===== Task material =====

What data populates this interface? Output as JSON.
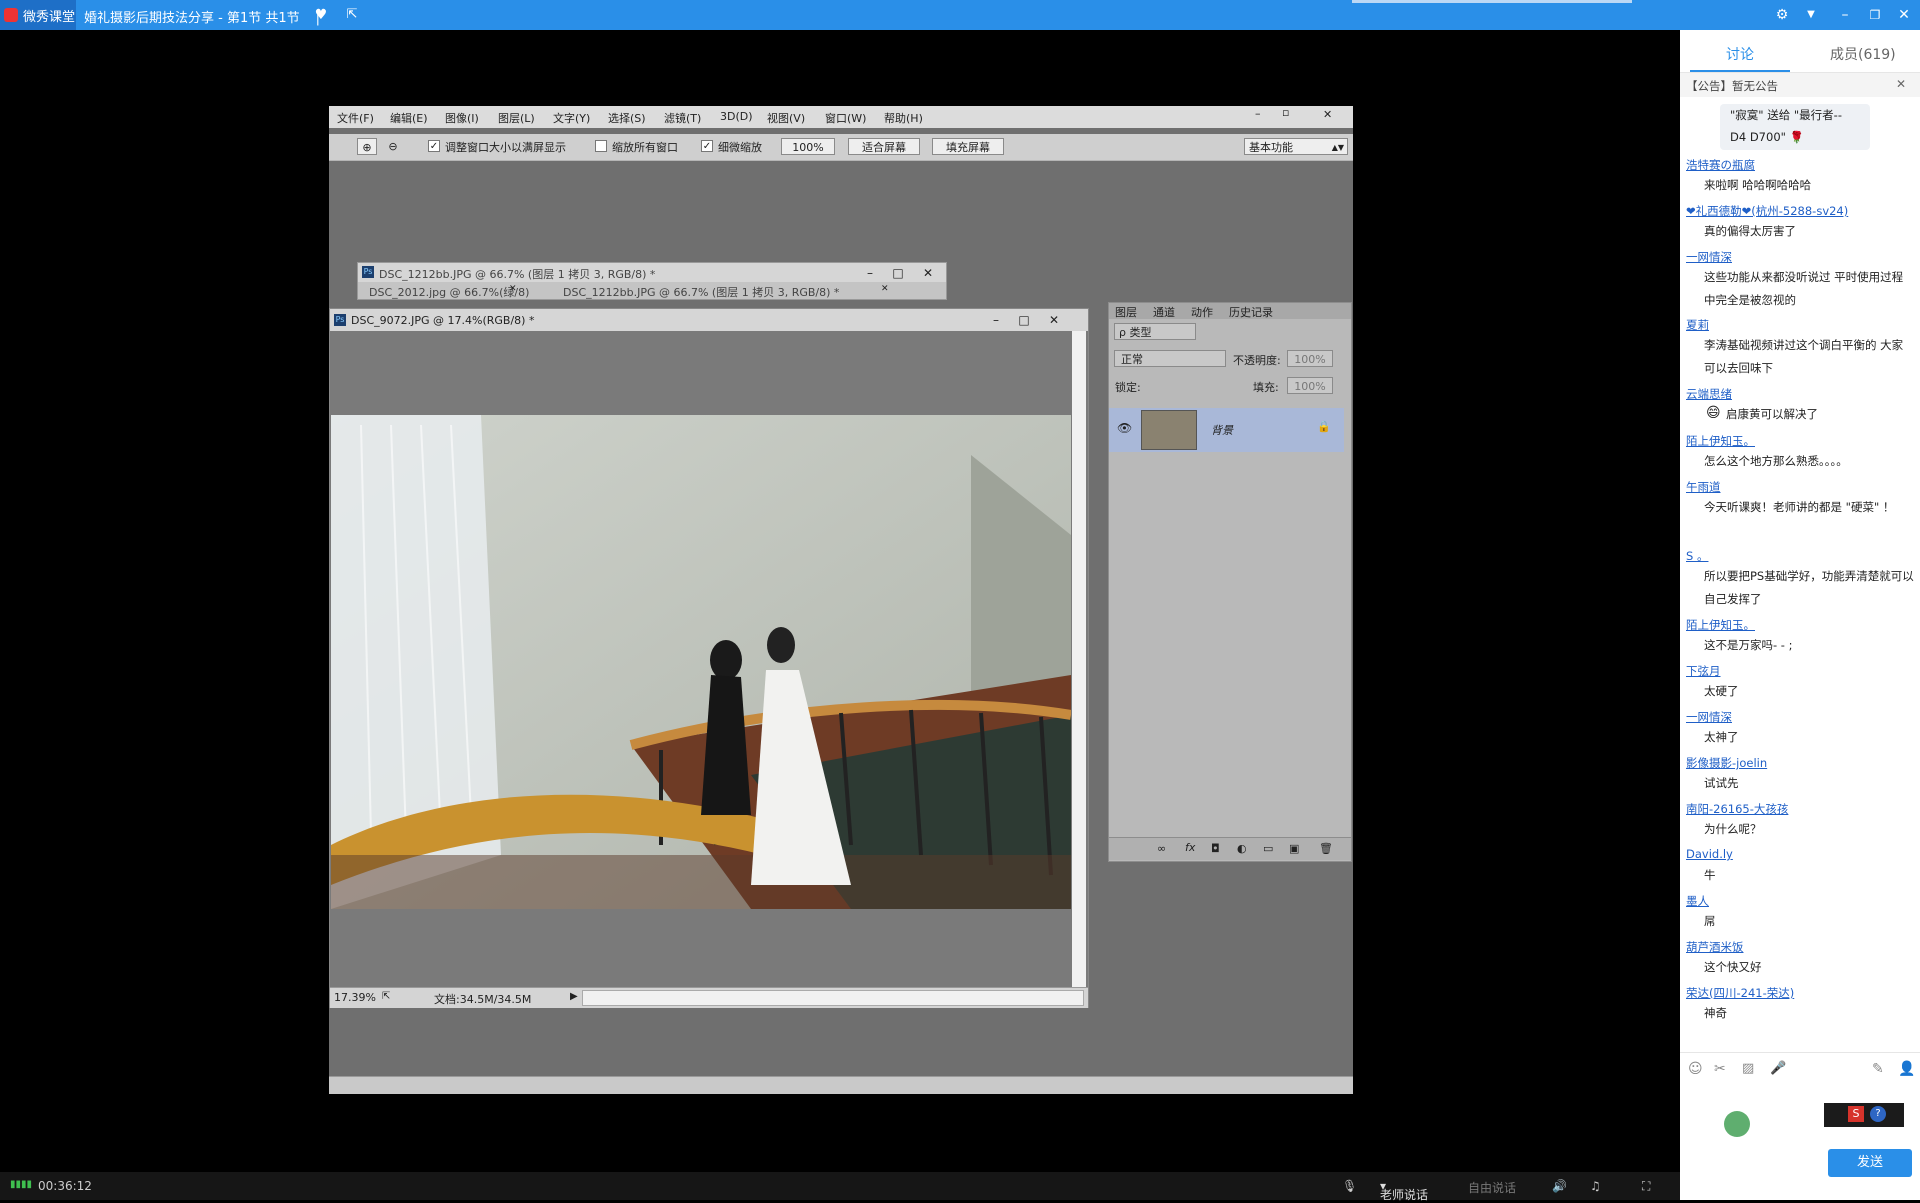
{
  "app": {
    "name": "微秀课堂",
    "title": "婚礼摄影后期技法分享 - 第1节 共1节",
    "separator": "|"
  },
  "photoshop": {
    "menu": [
      "文件(F)",
      "编辑(E)",
      "图像(I)",
      "图层(L)",
      "文字(Y)",
      "选择(S)",
      "滤镜(T)",
      "3D(D)",
      "视图(V)",
      "窗口(W)",
      "帮助(H)"
    ],
    "options": {
      "resize_windows": "调整窗口大小以满屏显示",
      "zoom_all": "缩放所有窗口",
      "scrubby_zoom": "细微缩放",
      "zoom_value": "100%",
      "fit_screen": "适合屏幕",
      "fill_screen": "填充屏幕",
      "workspace": "基本功能"
    },
    "doc_back": {
      "title": "DSC_1212bb.JPG @ 66.7% (图层 1 拷贝 3, RGB/8) *",
      "tabs": [
        "DSC_2012.jpg @ 66.7%(绿/8)",
        "DSC_1212bb.JPG @ 66.7% (图层 1 拷贝 3, RGB/8) *"
      ]
    },
    "doc_front": {
      "title": "DSC_9072.JPG @ 17.4%(RGB/8) *",
      "zoom": "17.39%",
      "doc_size": "文档:34.5M/34.5M"
    },
    "layers": {
      "tabs": [
        "图层",
        "通道",
        "动作",
        "历史记录"
      ],
      "kind": "ρ 类型",
      "blend": "正常",
      "opacity_label": "不透明度:",
      "opacity_value": "100%",
      "lock_label": "锁定:",
      "fill_label": "填充:",
      "fill_value": "100%",
      "layer_name": "背景"
    }
  },
  "sidebar": {
    "tabs": {
      "discussion": "讨论",
      "members": "成员(619)"
    },
    "notice": "【公告】暂无公告",
    "gift": {
      "line1": "\"寂寞\" 送给 \"最行者--",
      "line2": "D4  D700\""
    },
    "messages": [
      {
        "user": "浩特赛の瓶腐",
        "text": "来啦啊  哈哈啊哈哈哈"
      },
      {
        "user": "❤礼西德勒❤(杭州-5288-sv24)",
        "text": "真的偏得太厉害了"
      },
      {
        "user": "一网情深",
        "text": "这些功能从来都没听说过 平时使用过程中完全是被忽视的"
      },
      {
        "user": "夏莉",
        "text": "李涛基础视频讲过这个调白平衡的 大家可以去回味下"
      },
      {
        "user": "云端思绪",
        "text": "启康黄可以解决了"
      },
      {
        "user": "陌上伊知玉。",
        "text": "怎么这个地方那么熟悉。。。。"
      },
      {
        "user": "午雨道",
        "text": "今天听课爽！老师讲的都是 \"硬菜\" ！"
      },
      {
        "user": "S 。",
        "text": "所以要把PS基础学好，功能弄清楚就可以自己发挥了"
      },
      {
        "user": "陌上伊知玉。",
        "text": "这不是万家吗- - ;"
      },
      {
        "user": "下弦月",
        "text": "太硬了"
      },
      {
        "user": "一网情深",
        "text": "太神了"
      },
      {
        "user": "影像摄影-joelin",
        "text": "试试先"
      },
      {
        "user": "南阳-26165-大孩孩",
        "text": "为什么呢？"
      },
      {
        "user": "David.ly",
        "text": "牛"
      },
      {
        "user": "墨人",
        "text": "屌"
      },
      {
        "user": "葫芦酒米饭",
        "text": "这个快又好"
      },
      {
        "user": "荣达(四川-241-荣达)",
        "text": "神奇"
      }
    ],
    "send_button": "发送"
  },
  "bottom": {
    "time": "00:36:12",
    "teacher_talk": "老师说话",
    "free_talk": "自由说话"
  }
}
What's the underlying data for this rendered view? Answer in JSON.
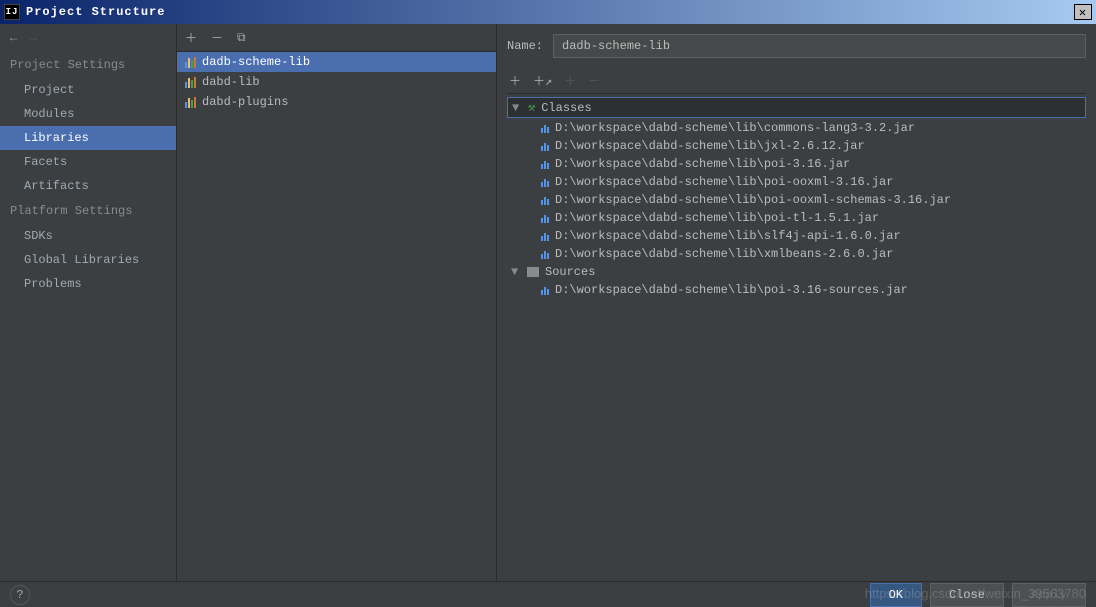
{
  "window": {
    "title": "Project Structure"
  },
  "sidebar": {
    "sections": [
      {
        "heading": "Project Settings",
        "items": [
          "Project",
          "Modules",
          "Libraries",
          "Facets",
          "Artifacts"
        ]
      },
      {
        "heading": "Platform Settings",
        "items": [
          "SDKs",
          "Global Libraries"
        ]
      },
      {
        "heading": "",
        "items": [
          "Problems"
        ]
      }
    ],
    "selected": "Libraries"
  },
  "libraries": {
    "items": [
      "dadb-scheme-lib",
      "dabd-lib",
      "dabd-plugins"
    ],
    "selected": "dadb-scheme-lib"
  },
  "detail": {
    "name_label": "Name:",
    "name_value": "dadb-scheme-lib",
    "groups": [
      {
        "label": "Classes",
        "icon": "hammer",
        "files": [
          "D:\\workspace\\dabd-scheme\\lib\\commons-lang3-3.2.jar",
          "D:\\workspace\\dabd-scheme\\lib\\jxl-2.6.12.jar",
          "D:\\workspace\\dabd-scheme\\lib\\poi-3.16.jar",
          "D:\\workspace\\dabd-scheme\\lib\\poi-ooxml-3.16.jar",
          "D:\\workspace\\dabd-scheme\\lib\\poi-ooxml-schemas-3.16.jar",
          "D:\\workspace\\dabd-scheme\\lib\\poi-tl-1.5.1.jar",
          "D:\\workspace\\dabd-scheme\\lib\\slf4j-api-1.6.0.jar",
          "D:\\workspace\\dabd-scheme\\lib\\xmlbeans-2.6.0.jar"
        ]
      },
      {
        "label": "Sources",
        "icon": "folder",
        "files": [
          "D:\\workspace\\dabd-scheme\\lib\\poi-3.16-sources.jar"
        ]
      }
    ]
  },
  "footer": {
    "ok": "OK",
    "cancel": "Close",
    "apply": "Apply"
  },
  "watermark": "https://blog.csdn.net/weixin_39563780"
}
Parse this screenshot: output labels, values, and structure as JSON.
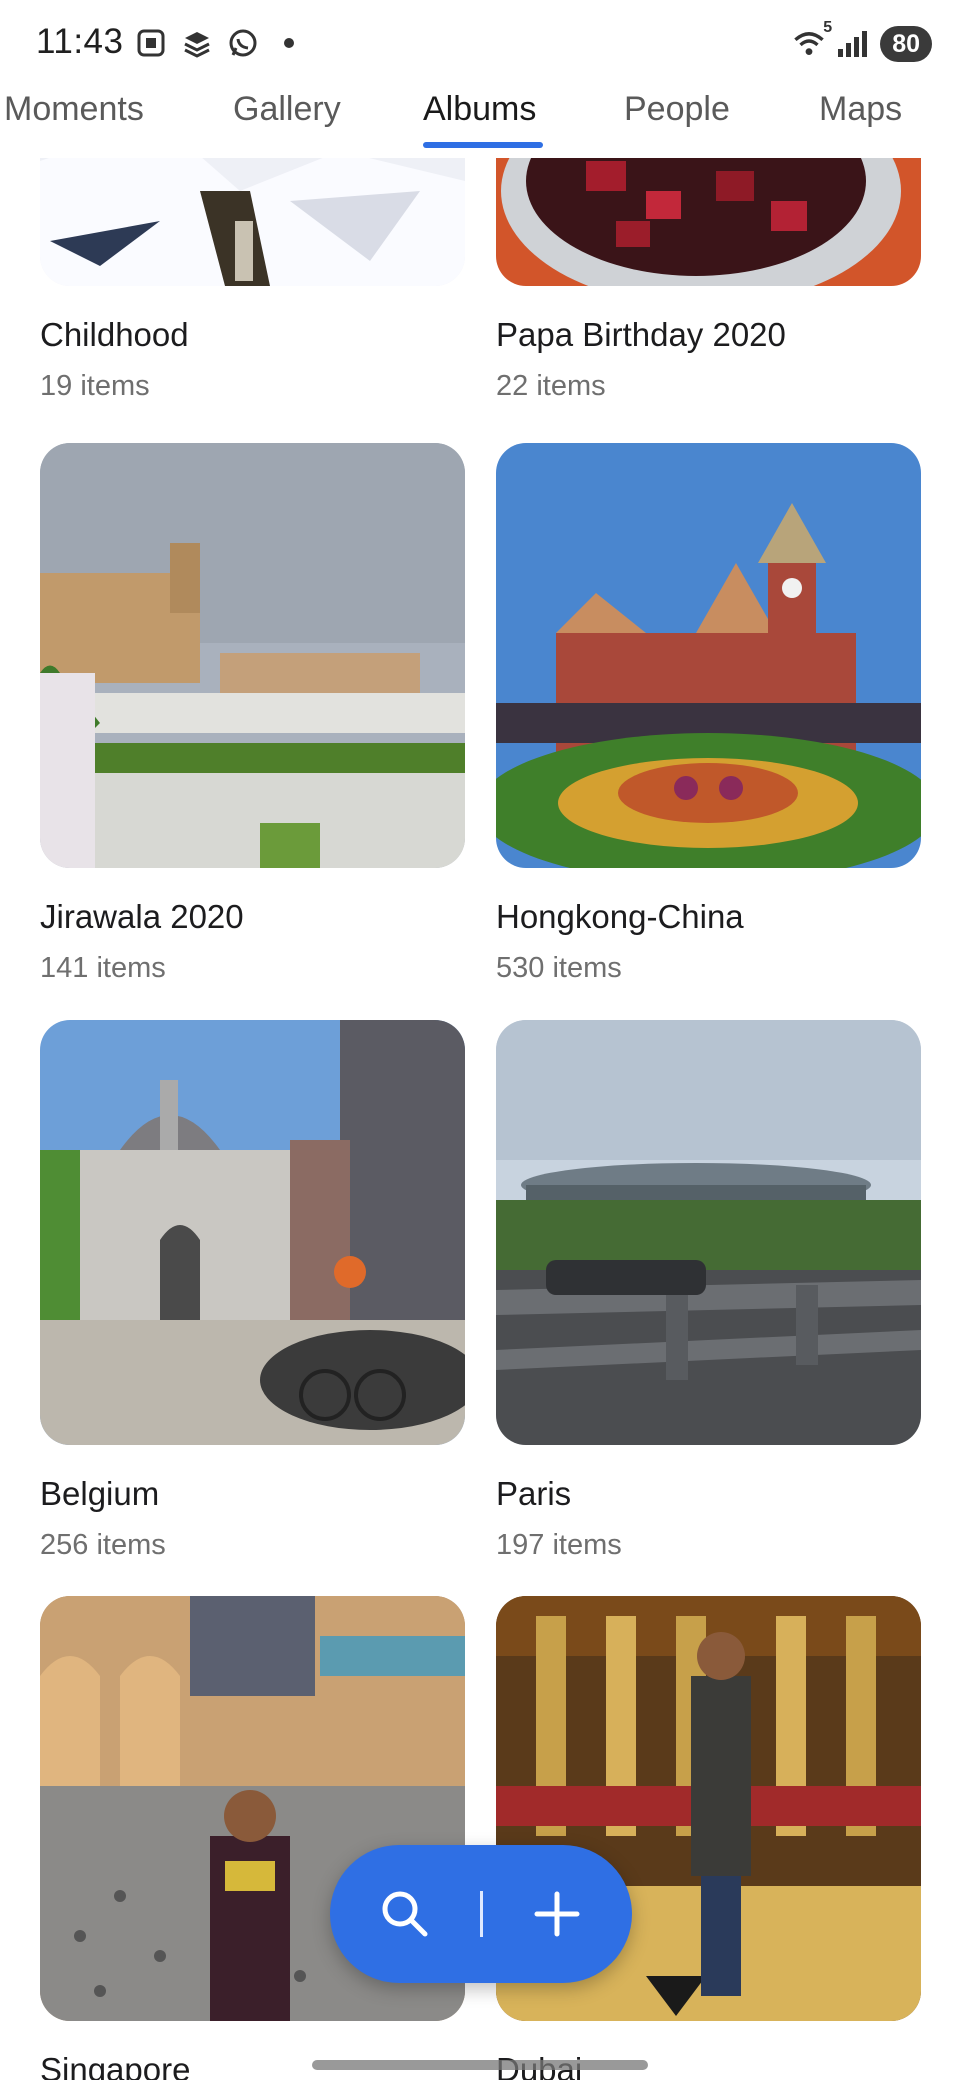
{
  "status_bar": {
    "time": "11:43",
    "battery": "80",
    "network": "5"
  },
  "tabs": [
    {
      "label": "Moments",
      "active": false
    },
    {
      "label": "Gallery",
      "active": false
    },
    {
      "label": "Albums",
      "active": true
    },
    {
      "label": "People",
      "active": false
    },
    {
      "label": "Maps",
      "active": false
    }
  ],
  "albums": [
    {
      "title": "Childhood",
      "count": "19 items"
    },
    {
      "title": "Papa Birthday 2020",
      "count": "22 items"
    },
    {
      "title": "Jirawala 2020",
      "count": "141 items"
    },
    {
      "title": "Hongkong-China",
      "count": "530 items"
    },
    {
      "title": "Belgium",
      "count": "256 items"
    },
    {
      "title": "Paris",
      "count": "197 items"
    },
    {
      "title": "Singapore",
      "count": ""
    },
    {
      "title": "Dubai",
      "count": ""
    }
  ],
  "fab": {
    "search_icon": "search-icon",
    "add_icon": "plus-icon"
  },
  "colors": {
    "accent": "#2f6fe4",
    "text_primary": "#1c1c1e",
    "text_secondary": "#6f6f6f"
  }
}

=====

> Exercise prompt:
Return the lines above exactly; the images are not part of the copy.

> Result:
What data populates this interface? Output as JSON.
{
  "app": {
    "name": "微秀课堂",
    "title": "婚礼摄影后期技法分享 - 第1节 共1节",
    "separator": "|"
  },
  "photoshop": {
    "menu": [
      "文件(F)",
      "编辑(E)",
      "图像(I)",
      "图层(L)",
      "文字(Y)",
      "选择(S)",
      "滤镜(T)",
      "3D(D)",
      "视图(V)",
      "窗口(W)",
      "帮助(H)"
    ],
    "options": {
      "resize_windows": "调整窗口大小以满屏显示",
      "zoom_all": "缩放所有窗口",
      "scrubby_zoom": "细微缩放",
      "zoom_value": "100%",
      "fit_screen": "适合屏幕",
      "fill_screen": "填充屏幕",
      "workspace": "基本功能"
    },
    "doc_back": {
      "title": "DSC_1212bb.JPG @ 66.7% (图层 1 拷贝 3, RGB/8) *",
      "tabs": [
        "DSC_2012.jpg @ 66.7%(绿/8)",
        "DSC_1212bb.JPG @ 66.7% (图层 1 拷贝 3, RGB/8) *"
      ]
    },
    "doc_front": {
      "title": "DSC_9072.JPG @ 17.4%(RGB/8) *",
      "zoom": "17.39%",
      "doc_size": "文档:34.5M/34.5M"
    },
    "layers": {
      "tabs": [
        "图层",
        "通道",
        "动作",
        "历史记录"
      ],
      "kind": "ρ 类型",
      "blend": "正常",
      "opacity_label": "不透明度:",
      "opacity_value": "100%",
      "lock_label": "锁定:",
      "fill_label": "填充:",
      "fill_value": "100%",
      "layer_name": "背景"
    }
  },
  "sidebar": {
    "tabs": {
      "discussion": "讨论",
      "members": "成员(619)"
    },
    "notice": "【公告】暂无公告",
    "gift": {
      "line1": "\"寂寞\" 送给 \"最行者--",
      "line2": "D4  D700\""
    },
    "messages": [
      {
        "user": "浩特赛の瓶腐",
        "text": "来啦啊  哈哈啊哈哈哈"
      },
      {
        "user": "❤礼西德勒❤(杭州-5288-sv24)",
        "text": "真的偏得太厉害了"
      },
      {
        "user": "一网情深",
        "text": "这些功能从来都没听说过 平时使用过程中完全是被忽视的"
      },
      {
        "user": "夏莉",
        "text": "李涛基础视频讲过这个调白平衡的 大家可以去回味下"
      },
      {
        "user": "云端思绪",
        "text": "启康黄可以解决了"
      },
      {
        "user": "陌上伊知玉。",
        "text": "怎么这个地方那么熟悉。。。。"
      },
      {
        "user": "午雨道",
        "text": "今天听课爽！老师讲的都是 \"硬菜\" ！"
      },
      {
        "user": "S 。",
        "text": "所以要把PS基础学好，功能弄清楚就可以自己发挥了"
      },
      {
        "user": "陌上伊知玉。",
        "text": "这不是万家吗- - ;"
      },
      {
        "user": "下弦月",
        "text": "太硬了"
      },
      {
        "user": "一网情深",
        "text": "太神了"
      },
      {
        "user": "影像摄影-joelin",
        "text": "试试先"
      },
      {
        "user": "南阳-26165-大孩孩",
        "text": "为什么呢？"
      },
      {
        "user": "David.ly",
        "text": "牛"
      },
      {
        "user": "墨人",
        "text": "屌"
      },
      {
        "user": "葫芦酒米饭",
        "text": "这个快又好"
      },
      {
        "user": "荣达(四川-241-荣达)",
        "text": "神奇"
      }
    ],
    "send_button": "发送"
  },
  "bottom": {
    "time": "00:36:12",
    "teacher_talk": "老师说话",
    "free_talk": "自由说话"
  }
}
What's the underlying data for this rendered view? Answer in JSON.
{
  "window": {
    "title": "Project Structure"
  },
  "sidebar": {
    "sections": [
      {
        "heading": "Project Settings",
        "items": [
          "Project",
          "Modules",
          "Libraries",
          "Facets",
          "Artifacts"
        ]
      },
      {
        "heading": "Platform Settings",
        "items": [
          "SDKs",
          "Global Libraries"
        ]
      },
      {
        "heading": "",
        "items": [
          "Problems"
        ]
      }
    ],
    "selected": "Libraries"
  },
  "libraries": {
    "items": [
      "dadb-scheme-lib",
      "dabd-lib",
      "dabd-plugins"
    ],
    "selected": "dadb-scheme-lib"
  },
  "detail": {
    "name_label": "Name:",
    "name_value": "dadb-scheme-lib",
    "groups": [
      {
        "label": "Classes",
        "icon": "hammer",
        "files": [
          "D:\\workspace\\dabd-scheme\\lib\\commons-lang3-3.2.jar",
          "D:\\workspace\\dabd-scheme\\lib\\jxl-2.6.12.jar",
          "D:\\workspace\\dabd-scheme\\lib\\poi-3.16.jar",
          "D:\\workspace\\dabd-scheme\\lib\\poi-ooxml-3.16.jar",
          "D:\\workspace\\dabd-scheme\\lib\\poi-ooxml-schemas-3.16.jar",
          "D:\\workspace\\dabd-scheme\\lib\\poi-tl-1.5.1.jar",
          "D:\\workspace\\dabd-scheme\\lib\\slf4j-api-1.6.0.jar",
          "D:\\workspace\\dabd-scheme\\lib\\xmlbeans-2.6.0.jar"
        ]
      },
      {
        "label": "Sources",
        "icon": "folder",
        "files": [
          "D:\\workspace\\dabd-scheme\\lib\\poi-3.16-sources.jar"
        ]
      }
    ]
  },
  "footer": {
    "ok": "OK",
    "cancel": "Close",
    "apply": "Apply"
  },
  "watermark": "https://blog.csdn.net/weixin_39563780"
}
Parse this screenshot: output labels, values, and structure as JSON.
{
  "status_bar": {
    "time": "11:43",
    "battery": "80",
    "network": "5"
  },
  "tabs": [
    {
      "label": "Moments",
      "active": false
    },
    {
      "label": "Gallery",
      "active": false
    },
    {
      "label": "Albums",
      "active": true
    },
    {
      "label": "People",
      "active": false
    },
    {
      "label": "Maps",
      "active": false
    }
  ],
  "albums": [
    {
      "title": "Childhood",
      "count": "19 items"
    },
    {
      "title": "Papa Birthday 2020",
      "count": "22 items"
    },
    {
      "title": "Jirawala 2020",
      "count": "141 items"
    },
    {
      "title": "Hongkong-China",
      "count": "530 items"
    },
    {
      "title": "Belgium",
      "count": "256 items"
    },
    {
      "title": "Paris",
      "count": "197 items"
    },
    {
      "title": "Singapore",
      "count": ""
    },
    {
      "title": "Dubai",
      "count": ""
    }
  ],
  "fab": {
    "search_icon": "search-icon",
    "add_icon": "plus-icon"
  },
  "colors": {
    "accent": "#2f6fe4",
    "text_primary": "#1c1c1e",
    "text_secondary": "#6f6f6f"
  }
}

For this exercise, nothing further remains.